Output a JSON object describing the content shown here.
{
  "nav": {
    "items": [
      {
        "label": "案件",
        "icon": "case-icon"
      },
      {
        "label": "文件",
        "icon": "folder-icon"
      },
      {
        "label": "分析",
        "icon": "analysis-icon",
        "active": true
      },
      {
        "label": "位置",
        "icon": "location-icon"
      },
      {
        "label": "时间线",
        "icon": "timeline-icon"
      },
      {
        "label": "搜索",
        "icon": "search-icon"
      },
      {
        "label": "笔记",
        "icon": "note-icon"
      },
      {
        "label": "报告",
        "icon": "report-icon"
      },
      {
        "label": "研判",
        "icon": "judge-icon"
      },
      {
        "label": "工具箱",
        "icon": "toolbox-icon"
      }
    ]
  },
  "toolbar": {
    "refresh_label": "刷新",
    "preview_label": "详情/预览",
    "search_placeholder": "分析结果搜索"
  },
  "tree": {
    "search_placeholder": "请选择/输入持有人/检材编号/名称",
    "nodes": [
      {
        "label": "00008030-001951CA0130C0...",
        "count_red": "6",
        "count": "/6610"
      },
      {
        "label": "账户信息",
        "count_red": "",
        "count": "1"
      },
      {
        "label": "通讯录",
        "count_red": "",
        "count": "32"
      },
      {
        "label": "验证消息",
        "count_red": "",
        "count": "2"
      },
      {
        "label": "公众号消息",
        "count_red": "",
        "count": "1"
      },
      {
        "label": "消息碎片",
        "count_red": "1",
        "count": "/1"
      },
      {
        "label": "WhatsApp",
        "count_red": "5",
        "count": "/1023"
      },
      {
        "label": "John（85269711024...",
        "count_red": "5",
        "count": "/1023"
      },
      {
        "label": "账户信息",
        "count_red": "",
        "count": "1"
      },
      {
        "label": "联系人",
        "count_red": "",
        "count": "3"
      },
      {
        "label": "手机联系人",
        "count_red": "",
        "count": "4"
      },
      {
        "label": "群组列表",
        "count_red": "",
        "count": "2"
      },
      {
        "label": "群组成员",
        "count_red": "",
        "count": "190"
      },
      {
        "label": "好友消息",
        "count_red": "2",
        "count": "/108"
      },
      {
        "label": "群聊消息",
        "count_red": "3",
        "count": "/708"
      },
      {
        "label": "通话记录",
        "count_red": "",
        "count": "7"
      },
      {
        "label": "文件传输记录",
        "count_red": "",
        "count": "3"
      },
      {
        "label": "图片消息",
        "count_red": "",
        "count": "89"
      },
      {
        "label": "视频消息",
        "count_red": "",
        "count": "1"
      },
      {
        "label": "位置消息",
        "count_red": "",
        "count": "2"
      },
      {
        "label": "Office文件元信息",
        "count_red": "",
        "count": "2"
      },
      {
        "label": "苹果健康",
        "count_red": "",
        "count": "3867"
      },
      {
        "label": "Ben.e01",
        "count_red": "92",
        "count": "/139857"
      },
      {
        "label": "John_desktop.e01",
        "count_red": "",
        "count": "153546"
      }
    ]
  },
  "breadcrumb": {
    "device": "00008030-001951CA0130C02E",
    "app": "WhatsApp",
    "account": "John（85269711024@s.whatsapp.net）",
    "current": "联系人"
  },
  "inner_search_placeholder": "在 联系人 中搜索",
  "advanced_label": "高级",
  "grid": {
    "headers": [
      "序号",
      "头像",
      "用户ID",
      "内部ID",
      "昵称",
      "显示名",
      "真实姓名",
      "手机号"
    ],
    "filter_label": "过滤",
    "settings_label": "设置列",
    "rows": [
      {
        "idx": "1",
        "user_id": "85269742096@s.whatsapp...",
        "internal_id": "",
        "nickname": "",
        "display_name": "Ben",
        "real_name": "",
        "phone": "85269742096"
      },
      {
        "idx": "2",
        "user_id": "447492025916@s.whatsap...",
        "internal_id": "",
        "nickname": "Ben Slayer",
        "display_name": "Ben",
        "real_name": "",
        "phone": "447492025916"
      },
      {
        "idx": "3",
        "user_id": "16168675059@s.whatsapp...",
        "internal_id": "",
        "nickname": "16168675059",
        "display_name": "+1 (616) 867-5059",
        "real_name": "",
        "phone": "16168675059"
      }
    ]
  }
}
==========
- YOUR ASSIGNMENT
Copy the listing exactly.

- ANSWER TO THIS PROBLEM
Output a JSON object describing the content shown here.
{
  "nav": {
    "items": [
      {
        "label": "案件",
        "icon": "case-icon"
      },
      {
        "label": "文件",
        "icon": "folder-icon"
      },
      {
        "label": "分析",
        "icon": "analysis-icon",
        "active": true
      },
      {
        "label": "位置",
        "icon": "location-icon"
      },
      {
        "label": "时间线",
        "icon": "timeline-icon"
      },
      {
        "label": "搜索",
        "icon": "search-icon"
      },
      {
        "label": "笔记",
        "icon": "note-icon"
      },
      {
        "label": "报告",
        "icon": "report-icon"
      },
      {
        "label": "研判",
        "icon": "judge-icon"
      },
      {
        "label": "工具箱",
        "icon": "toolbox-icon"
      }
    ]
  },
  "toolbar": {
    "refresh_label": "刷新",
    "preview_label": "详情/预览",
    "search_placeholder": "分析结果搜索"
  },
  "tree": {
    "search_placeholder": "请选择/输入持有人/检材编号/名称",
    "nodes": [
      {
        "label": "00008030-001951CA0130C0...",
        "count_red": "6",
        "count": "/6610"
      },
      {
        "label": "账户信息",
        "count_red": "",
        "count": "1"
      },
      {
        "label": "通讯录",
        "count_red": "",
        "count": "32"
      },
      {
        "label": "验证消息",
        "count_red": "",
        "count": "2"
      },
      {
        "label": "公众号消息",
        "count_red": "",
        "count": "1"
      },
      {
        "label": "消息碎片",
        "count_red": "1",
        "count": "/1"
      },
      {
        "label": "WhatsApp",
        "count_red": "5",
        "count": "/1023"
      },
      {
        "label": "John（85269711024...",
        "count_red": "5",
        "count": "/1023"
      },
      {
        "label": "账户信息",
        "count_red": "",
        "count": "1"
      },
      {
        "label": "联系人",
        "count_red": "",
        "count": "3"
      },
      {
        "label": "手机联系人",
        "count_red": "",
        "count": "4"
      },
      {
        "label": "群组列表",
        "count_red": "",
        "count": "2"
      },
      {
        "label": "群组成员",
        "count_red": "",
        "count": "190"
      },
      {
        "label": "好友消息",
        "count_red": "2",
        "count": "/108"
      },
      {
        "label": "群聊消息",
        "count_red": "3",
        "count": "/708"
      },
      {
        "label": "通话记录",
        "count_red": "",
        "count": "7"
      },
      {
        "label": "文件传输记录",
        "count_red": "",
        "count": "3"
      },
      {
        "label": "图片消息",
        "count_red": "",
        "count": "89"
      },
      {
        "label": "视频消息",
        "count_red": "",
        "count": "1"
      },
      {
        "label": "位置消息",
        "count_red": "",
        "count": "2"
      },
      {
        "label": "Office文件元信息",
        "count_red": "",
        "count": "2"
      },
      {
        "label": "苹果健康",
        "count_red": "",
        "count": "3867"
      },
      {
        "label": "Ben.e01",
        "count_red": "92",
        "count": "/139857"
      },
      {
        "label": "John_desktop.e01",
        "count_red": "",
        "count": "153546"
      }
    ]
  },
  "breadcrumb": {
    "device": "00008030-001951CA0130C02E",
    "app": "WhatsApp",
    "account": "John（85269711024@s.whatsapp.net）",
    "current": "联系人"
  },
  "inner_search_placeholder": "在 联系人 中搜索",
  "advanced_label": "高级",
  "grid": {
    "headers": [
      "序号",
      "头像",
      "用户ID",
      "内部ID",
      "昵称",
      "显示名",
      "真实姓名",
      "手机号"
    ],
    "filter_label": "过滤",
    "settings_label": "设置列",
    "rows": [
      {
        "idx": "1",
        "user_id": "85269742096@s.whatsapp...",
        "internal_id": "",
        "nickname": "",
        "display_name": "Ben",
        "real_name": "",
        "phone": "85269742096"
      },
      {
        "idx": "2",
        "user_id": "447492025916@s.whatsap...",
        "internal_id": "",
        "nickname": "Ben Slayer",
        "display_name": "Ben",
        "real_name": "",
        "phone": "447492025916"
      },
      {
        "idx": "3",
        "user_id": "16168675059@s.whatsapp...",
        "internal_id": "",
        "nickname": "16168675059",
        "display_name": "+1 (616) 867-5059",
        "real_name": "",
        "phone": "16168675059"
      }
    ]
  }
}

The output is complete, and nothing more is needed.